Teaching a second language in Quebec can be a challenging task because the “other” culture is mistrusted by many. Yet speaking the “other” language can have the power to resolve or avoid a conflict. Learning a second language should be viewed as a solution, not a sell-out. How often have I overheard comments, on both sides, that have bordered on racism? Speaking a second language, either French or English, does not threaten one’s cultural identity. On the contrary, it adds to it. It is not self-extinction but self-extension. Therefore it is important for the teacher of a second language not to display imperialistic behavior. Motivation is not propelled by dictatorship. To inspire requires respect. Every language is a treasure trove of world visions. Language is not just a cumulative amount of vocabulary, but a world of its own. The English drink like fish, the French drink like holes. In English it rains cats and dogs (poor things), in French it rains nails or buckets (ouch). A language is filled with pieces of history and culture. For example, in 1006, after the Norman Conquest, the official language in Great Britain became French hence words like quality and quantity that come from the French “qualité” and “quantité”. In French, the word “redingote” (a fitted coat) comes from the English riding coat. Many French expressions are used daily in English, such as “à la carte” or “après-ski”. Here in Quebec, both languages have shared the same roof for better or for worse, for a long time, rather like an odd old couple.

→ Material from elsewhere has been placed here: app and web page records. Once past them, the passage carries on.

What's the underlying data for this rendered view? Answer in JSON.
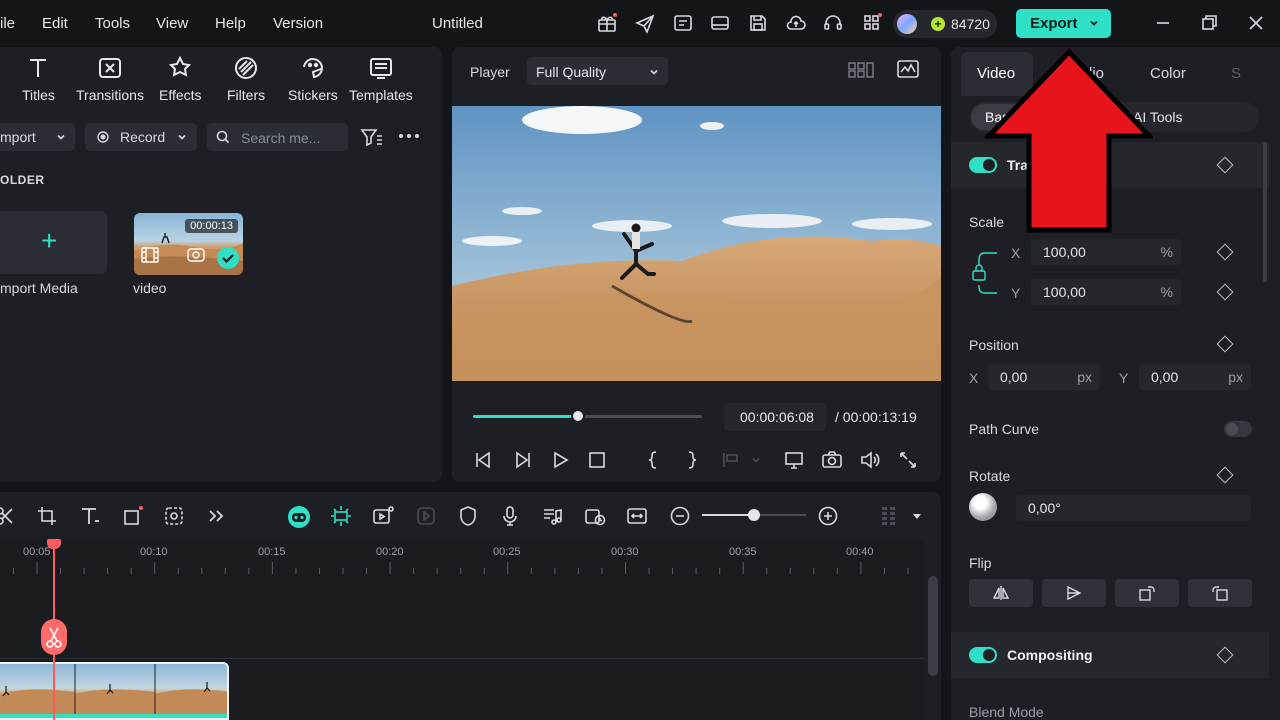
{
  "menu": {
    "items": [
      "ile",
      "Edit",
      "Tools",
      "View",
      "Help",
      "Version"
    ],
    "title": "Untitled",
    "credits": "84720",
    "export_label": "Export"
  },
  "media": {
    "tools": [
      "Titles",
      "Transitions",
      "Effects",
      "Filters",
      "Stickers",
      "Templates"
    ],
    "import_label": "mport",
    "record_label": "Record",
    "search_placeholder": "Search me...",
    "folder_label": "OLDER",
    "import_media_label": "mport Media",
    "clip_duration": "00:00:13",
    "clip_label": "video"
  },
  "player": {
    "label": "Player",
    "quality": "Full Quality",
    "current_time": "00:00:06:08",
    "total_time": "/ 00:00:13:19",
    "progress": 0.46
  },
  "props": {
    "tabs": [
      "Video",
      "dio",
      "Color",
      "S"
    ],
    "subtabs": [
      "Basi",
      "AI Tools"
    ],
    "transform_title": "Tra",
    "scale_label": "Scale",
    "scale_x": "100,00",
    "scale_y": "100,00",
    "percent_unit": "%",
    "position_label": "Position",
    "pos_x": "0,00",
    "pos_y": "0,00",
    "px_unit": "px",
    "path_curve_label": "Path Curve",
    "rotate_label": "Rotate",
    "rotate_value": "0,00°",
    "flip_label": "Flip",
    "compositing_title": "Compositing",
    "blend_mode_label": "Blend Mode",
    "axis_x": "X",
    "axis_y": "Y"
  },
  "timeline": {
    "ticks": [
      "00:05",
      "00:10",
      "00:15",
      "00:20",
      "00:25",
      "00:30",
      "00:35",
      "00:40"
    ],
    "zoom": 0.5
  },
  "colors": {
    "accent": "#2fe0c7",
    "playhead": "#ff5a5f",
    "arrow": "#e8141c"
  }
}
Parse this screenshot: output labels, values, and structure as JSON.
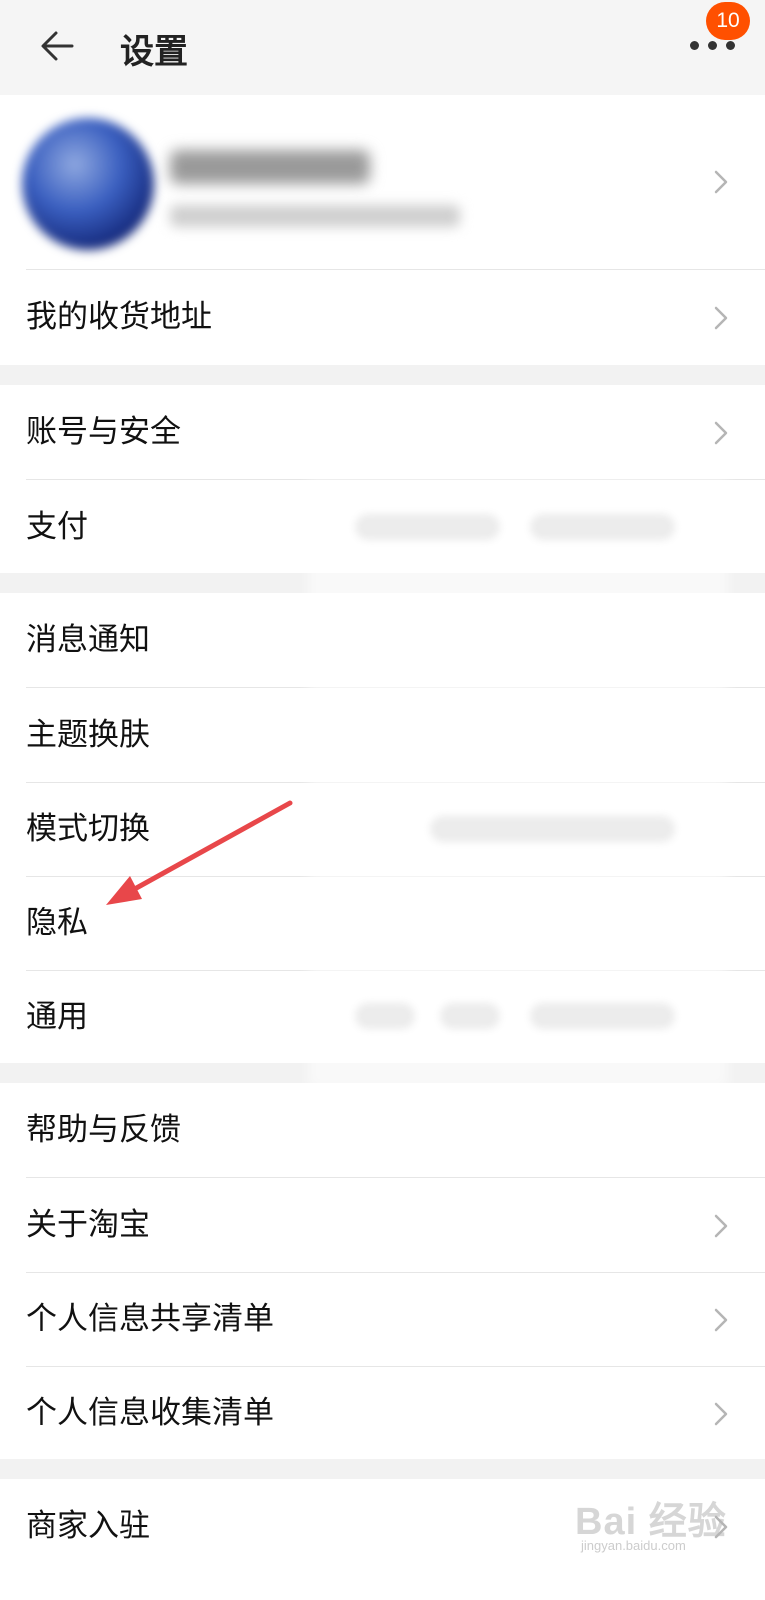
{
  "header": {
    "title": "设置",
    "back_icon": "arrow-left-icon",
    "more_icon": "more-dots-icon",
    "badge_count": "10",
    "badge_color": "#ff5000"
  },
  "profile": {
    "avatar_icon": "avatar-blurred"
  },
  "sections": [
    {
      "items": [
        {
          "label": "我的收货地址"
        }
      ]
    },
    {
      "items": [
        {
          "label": "账号与安全"
        },
        {
          "label": "支付"
        }
      ]
    },
    {
      "items": [
        {
          "label": "消息通知"
        },
        {
          "label": "主题换肤"
        },
        {
          "label": "模式切换"
        },
        {
          "label": "隐私"
        },
        {
          "label": "通用"
        }
      ]
    },
    {
      "items": [
        {
          "label": "帮助与反馈"
        },
        {
          "label": "关于淘宝"
        },
        {
          "label": "个人信息共享清单"
        },
        {
          "label": "个人信息收集清单"
        }
      ]
    },
    {
      "items": [
        {
          "label": "商家入驻"
        }
      ]
    }
  ],
  "annotation": {
    "arrow_color": "#e8474a"
  },
  "watermark": {
    "main": "Bai 经验",
    "sub": "jingyan.baidu.com"
  }
}
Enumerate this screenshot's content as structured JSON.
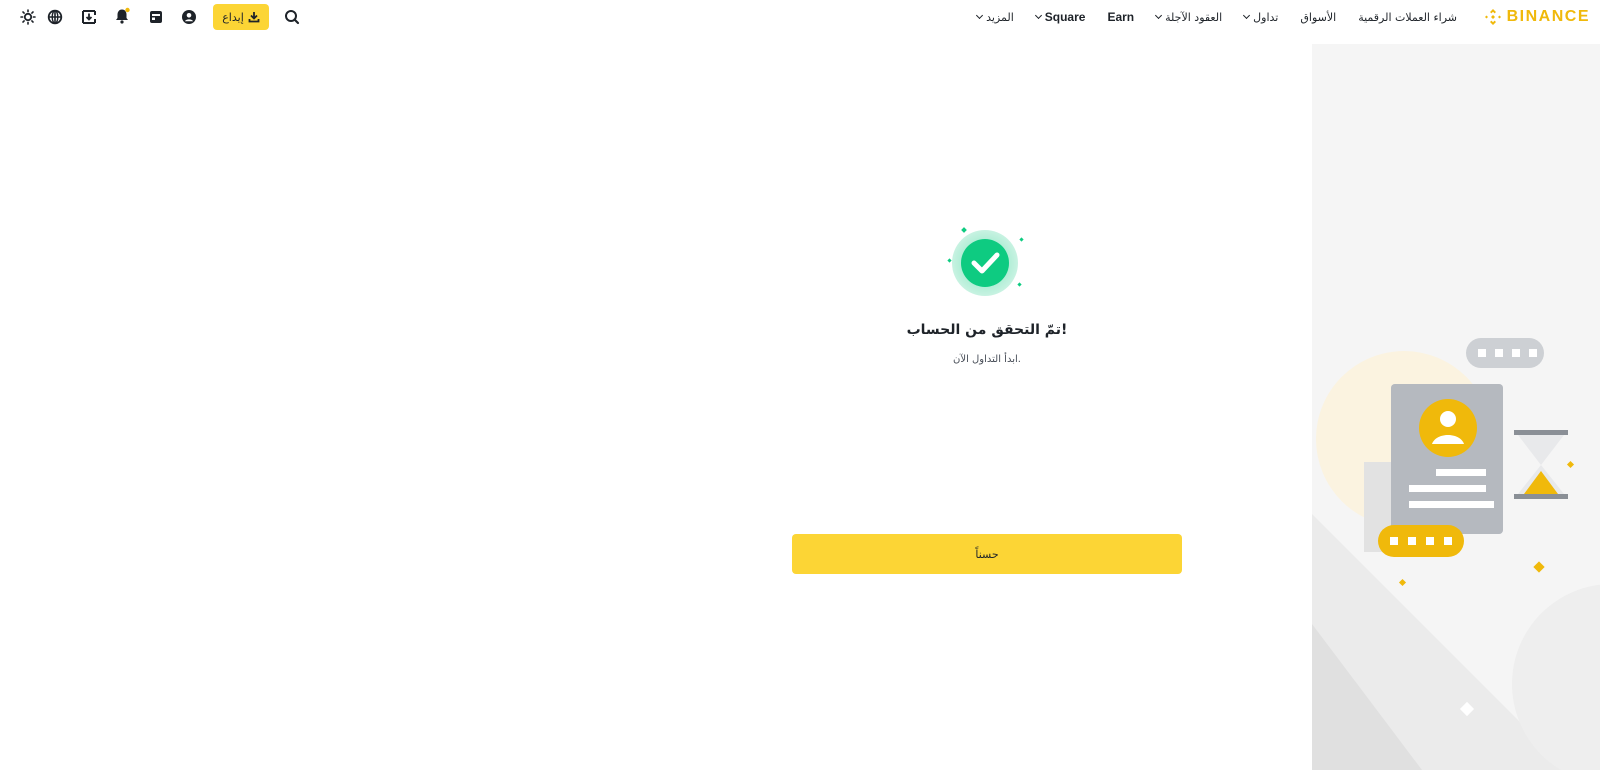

Language belongs to a civilized world…
The province of Quebec provides a perfect opportunity to master both official languages. Why then must the learning of one or the other resemble a chore? A businessman once complained to me about the fact that road signs were lately only in French, when they had for so long been in both languages. My question to him was why, in all these years, hadn’t he learned to decipher the French on these signs? On the other hand, why in Quebec, shouldn’t a waitress be able to take a simple order in the second language, be it English or French? Why do so many people not learn a second language simply out of good will and not because the law says they have to?
Language is the very expression of our humanity, and as essential to life as water and air. Language should not be used as a weapon.
Language should be like a culinary experience: a beautiful sound designed to savor, to share, and to create connections between people, like the breaking of bread.